Nature is fickle and so are hornets, so don’t take the risk of venturing too close!

When stung you should consider that scientific tests have shown Hornet venom to be 1.7 – 15 times less toxic than honey bee venom.

Bees are naturally more at risk from foraging vertebrate predators like badgers etc, and for this reason, the bee has a sting that continues to deliver venom even after its death.

Despite this, they cannot afford to be wasteful as they require venom to subdue insect prey, thus there sting lacks barbs.

A hornet’s sting is likely to be more painful than that of other wasps and bees. This is not because of the venom delivery dose but due to its chemical composition. The venom contains high levels of acetyl-choline which stimulating pain receptors.

What should I Do If I am Stung?

“Click Here”

The European Hornet – Taxonomy

Length: 20 – 40mm

Eyes: Shaped like a C and deeply indented

Antennae: Males have 13 segments, Females have 12 segments

Abdomen: Males have 7 visible segments, Females have 6 visible segments – Orange with brown stripes

Wings: Reddish – orange

Distribution

The European Hornet (Vespa crabro) is found across Bristol and in particular the woodland valleys of Gordano, Abbots Leigh and Failand. Hollow trees are the preferred nesting site, at all levels from the roots to the highest major branches.

They are the largest eusocial wasp in Europe and among the most impressive of all British insects. At over 35mm long, the Queen is a magnificent sight.

You always know when they are around as they produce an unmistakable and loud buzz not wildly dissimilar to the noise made by the little scooters also known as Vespas.

This buzzing and droning sounds become more intense when they are threatened or distressed. Listen carefully – they can turn on you faster than you can react to them.

When Will You See Hornets?

We are commonly called to suspected Hornets nests across Bristol at the start of the year in April and May, but these are almost always queens of other species preparing new nests or looking for suitable nesting sites.

It is not until mid-July that we get the calls to deal with massive wasps and know that this time it is likely to be the real thing.

What Does A Hornets Nest Look Like?

queen hornet on nest tending larvae
A queen hornet tends to her young in a garden shed in Bristol

A mature hornets’ nest can contain close to a thousand mature adults and will consume thousands of insects every day from within a radius of around 3000 meters. This can be extremely beneficial for your gardener and is a powerful plus point to the usefulness of these insects.

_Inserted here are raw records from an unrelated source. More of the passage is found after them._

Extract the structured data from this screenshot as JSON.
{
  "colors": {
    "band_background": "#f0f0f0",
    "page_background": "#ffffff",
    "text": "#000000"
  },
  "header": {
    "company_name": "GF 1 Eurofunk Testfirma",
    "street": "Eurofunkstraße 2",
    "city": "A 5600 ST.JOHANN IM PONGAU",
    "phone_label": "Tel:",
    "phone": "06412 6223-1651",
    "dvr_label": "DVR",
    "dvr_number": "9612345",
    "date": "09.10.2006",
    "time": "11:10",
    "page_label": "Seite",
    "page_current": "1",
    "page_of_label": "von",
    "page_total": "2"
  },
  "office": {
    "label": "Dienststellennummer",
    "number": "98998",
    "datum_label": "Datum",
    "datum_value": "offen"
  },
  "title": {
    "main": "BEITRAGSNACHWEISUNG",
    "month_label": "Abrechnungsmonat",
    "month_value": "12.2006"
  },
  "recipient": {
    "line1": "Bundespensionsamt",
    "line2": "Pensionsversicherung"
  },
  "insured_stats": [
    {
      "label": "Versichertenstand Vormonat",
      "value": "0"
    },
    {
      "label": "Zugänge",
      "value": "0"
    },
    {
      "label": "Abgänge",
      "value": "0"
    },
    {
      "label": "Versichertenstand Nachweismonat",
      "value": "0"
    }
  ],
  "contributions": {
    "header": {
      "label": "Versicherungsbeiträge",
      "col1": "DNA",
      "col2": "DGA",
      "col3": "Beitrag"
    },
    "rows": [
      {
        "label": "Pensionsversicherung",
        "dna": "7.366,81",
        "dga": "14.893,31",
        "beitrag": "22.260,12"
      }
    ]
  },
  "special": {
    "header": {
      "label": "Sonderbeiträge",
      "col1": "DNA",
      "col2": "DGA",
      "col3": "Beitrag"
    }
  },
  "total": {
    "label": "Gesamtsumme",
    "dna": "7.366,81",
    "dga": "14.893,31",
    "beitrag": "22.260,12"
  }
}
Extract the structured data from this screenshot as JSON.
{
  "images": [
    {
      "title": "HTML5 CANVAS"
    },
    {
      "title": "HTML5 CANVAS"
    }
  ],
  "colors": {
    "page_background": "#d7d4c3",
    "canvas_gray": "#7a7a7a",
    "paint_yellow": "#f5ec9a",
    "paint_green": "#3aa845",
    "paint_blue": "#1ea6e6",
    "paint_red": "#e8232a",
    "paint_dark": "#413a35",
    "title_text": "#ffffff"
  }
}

European hornets nests resemble upside-down buckets and for the most part, are about the size of a football, made of chewed wood mixed with saliva to produce a pulp that sets in seconds. This is why they are also called paper wasps.

The debris from a large hornet’s nest will generate a substantial amount of waste. Because the nest is like a bucket, waste simply forms a large pile beneath the nest.

Waste piles often cause structural water damage to walls and ceilings, costing many hundreds to repair.

Moving Live Nests

Where control is felt absolutely necessary, re-siting of Hornets nests has been attempted successfully.

For this reason, the resiting of nests could be seen as a billable option for you to consider where you are environmentally conscientious and you have the expertise and an appropriate place to safely re-site the nest.

What Does a Hornets Nest Treatment Cost?

Hornet nests or Hornets hives as some people refer to them, require real care to control and treat safely. Wasp Control starts from £50.00.

At PestBristol our expert, insect control services are faster, more thorough and more flexible than many other providers.

As a result, we are usually on-site within hours or even faster if it is an emergency. We do charge a small inspection fee but this is refundable against any treatment carried out.

Are British Hornets Different?

No – British hornets are no different to European hornets. They are exactly the same species. Sometimes it can be easy to consider anything from the continent or overseas as an unwanted intruder, but these insects have been on British soil for centuries and more probably, millennia.

Academic – about European hornets (Vespa crabro).